The global spread of covid-19 has further propagated the rise of social malaises including racism and xenophobia. Racism and xenophobia have been co-conceptualised alongside the covid-19 pandemic as equally problematic outbreaks. Yet discussing the rise of racism solely in the contexts of the covid-19 outbreak misses a larger and critical picture. Racism and modes of xenophobia across societies are latent and deeply rooted in historical, political, social and economic arrangements. Linkages between populations, disease and racism are long established. In addition to covid-19, deeply troubling expressions of racism were also witnessed during previous public health emergencies including HIV/AIDS, SARS, and Ebola. While covid-19 has given rise to new channels in which racism can be more openly expressed, the persistence of racism as a long-standing global ill speaks first to the complacency or failure of many states to counter and eliminate expressions and practices of racism in non-outbreak settings.
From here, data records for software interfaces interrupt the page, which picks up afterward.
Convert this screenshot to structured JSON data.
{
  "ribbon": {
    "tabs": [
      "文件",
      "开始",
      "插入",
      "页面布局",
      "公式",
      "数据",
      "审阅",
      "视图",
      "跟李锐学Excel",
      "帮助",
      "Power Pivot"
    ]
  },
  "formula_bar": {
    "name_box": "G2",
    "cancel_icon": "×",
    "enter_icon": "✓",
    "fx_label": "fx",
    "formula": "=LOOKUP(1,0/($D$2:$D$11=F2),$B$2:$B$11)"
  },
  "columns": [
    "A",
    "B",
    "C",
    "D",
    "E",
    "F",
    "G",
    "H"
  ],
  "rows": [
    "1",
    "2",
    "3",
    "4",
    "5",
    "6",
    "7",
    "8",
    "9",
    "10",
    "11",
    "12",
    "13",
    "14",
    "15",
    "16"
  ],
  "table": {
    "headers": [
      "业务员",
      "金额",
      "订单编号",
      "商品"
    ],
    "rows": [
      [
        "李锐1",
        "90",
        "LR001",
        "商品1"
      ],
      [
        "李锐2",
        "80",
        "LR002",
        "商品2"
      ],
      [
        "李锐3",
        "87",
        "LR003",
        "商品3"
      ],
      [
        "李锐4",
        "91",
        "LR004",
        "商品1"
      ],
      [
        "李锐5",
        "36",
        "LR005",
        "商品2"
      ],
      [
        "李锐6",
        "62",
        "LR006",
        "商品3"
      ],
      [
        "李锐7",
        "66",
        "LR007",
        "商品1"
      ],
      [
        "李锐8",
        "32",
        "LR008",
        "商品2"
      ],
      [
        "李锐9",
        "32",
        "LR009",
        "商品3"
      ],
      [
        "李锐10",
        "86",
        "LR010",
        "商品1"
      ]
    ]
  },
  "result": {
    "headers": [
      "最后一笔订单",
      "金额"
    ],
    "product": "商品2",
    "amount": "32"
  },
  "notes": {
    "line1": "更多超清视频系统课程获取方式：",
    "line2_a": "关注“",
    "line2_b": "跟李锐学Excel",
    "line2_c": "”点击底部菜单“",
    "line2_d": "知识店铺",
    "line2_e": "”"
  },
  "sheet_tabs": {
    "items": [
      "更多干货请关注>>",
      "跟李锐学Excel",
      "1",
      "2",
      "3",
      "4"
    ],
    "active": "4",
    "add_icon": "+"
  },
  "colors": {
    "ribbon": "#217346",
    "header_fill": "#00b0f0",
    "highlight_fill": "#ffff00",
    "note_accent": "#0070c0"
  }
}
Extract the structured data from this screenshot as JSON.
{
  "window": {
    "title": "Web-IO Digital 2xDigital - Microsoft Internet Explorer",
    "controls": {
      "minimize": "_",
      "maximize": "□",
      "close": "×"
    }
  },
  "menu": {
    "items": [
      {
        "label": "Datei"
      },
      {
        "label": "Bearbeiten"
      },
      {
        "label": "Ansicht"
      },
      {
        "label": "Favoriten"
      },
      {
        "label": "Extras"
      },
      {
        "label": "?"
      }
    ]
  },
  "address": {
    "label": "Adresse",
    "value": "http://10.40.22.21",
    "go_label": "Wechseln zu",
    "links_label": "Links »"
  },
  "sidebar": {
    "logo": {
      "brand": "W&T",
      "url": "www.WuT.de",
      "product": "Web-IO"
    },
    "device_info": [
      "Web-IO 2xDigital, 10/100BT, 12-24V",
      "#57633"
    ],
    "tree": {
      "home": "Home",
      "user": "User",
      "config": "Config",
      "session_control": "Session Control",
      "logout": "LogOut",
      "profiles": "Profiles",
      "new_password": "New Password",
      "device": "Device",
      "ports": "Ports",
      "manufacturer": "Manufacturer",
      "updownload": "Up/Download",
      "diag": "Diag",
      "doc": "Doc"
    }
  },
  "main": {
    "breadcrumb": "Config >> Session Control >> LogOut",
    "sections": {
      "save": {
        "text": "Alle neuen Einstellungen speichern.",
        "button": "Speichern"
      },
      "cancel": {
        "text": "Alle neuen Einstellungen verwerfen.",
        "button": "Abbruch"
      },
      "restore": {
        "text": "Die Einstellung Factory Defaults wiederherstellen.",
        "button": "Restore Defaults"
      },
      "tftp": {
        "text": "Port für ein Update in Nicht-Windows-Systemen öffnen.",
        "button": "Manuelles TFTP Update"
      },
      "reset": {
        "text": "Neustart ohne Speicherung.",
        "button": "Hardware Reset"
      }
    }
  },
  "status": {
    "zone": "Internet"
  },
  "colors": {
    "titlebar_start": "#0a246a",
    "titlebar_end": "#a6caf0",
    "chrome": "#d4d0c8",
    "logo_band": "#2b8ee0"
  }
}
Covid-19 has exposed ongoing resource inequities among populations in many affected regions of the globe. This has been most widely witnessed in the amassing of food commodities, drugs and medical products perceived as essential to avoiding exposure to covid-19 by populations with the ability and willingness to pay for such products. These trends in population behaviour and ability to obtain resources and health services during public health emergencies has led to claims that covid-19 prevention practices are far more accessible for better-off, financially secure groups. The covid-19 pandemic has not produced these chasms in global resource inequities among populations, but it has further accentuated and deepened these growing discrepancies in the 21st century.

Fake news and infodemics, geopolitical tensions, racism, xenophobia and growing global resource inequities. Beyond constituting a global pandemic, covid-19 also embodies the ongoing crisis of international politics of our times. Global efforts to further contain the numbers of infections and to end the current pandemic will be unprecedented on scale, labour and resource-intensive, and must be designed with a long-term planning and preparedness focus to respond to future pandemics after covid-19. Yet as analysis has shown, many of the most troubling elements of this outbreak have also been problems of politics, economy and society, which are historically situated, entrenched and persist.

The challenges identified within the covid-19 pandemic are pre-existent across states, societies, and economic systems and thus, the study of politics and the cognate social sciences within global pandemics has never been more vital.  

Dr Stephen L RobertsLSE Fellow in Global Health Policy, Department of Health Policy, London School of Economics (LSE)

Conflicts of interest: None declared.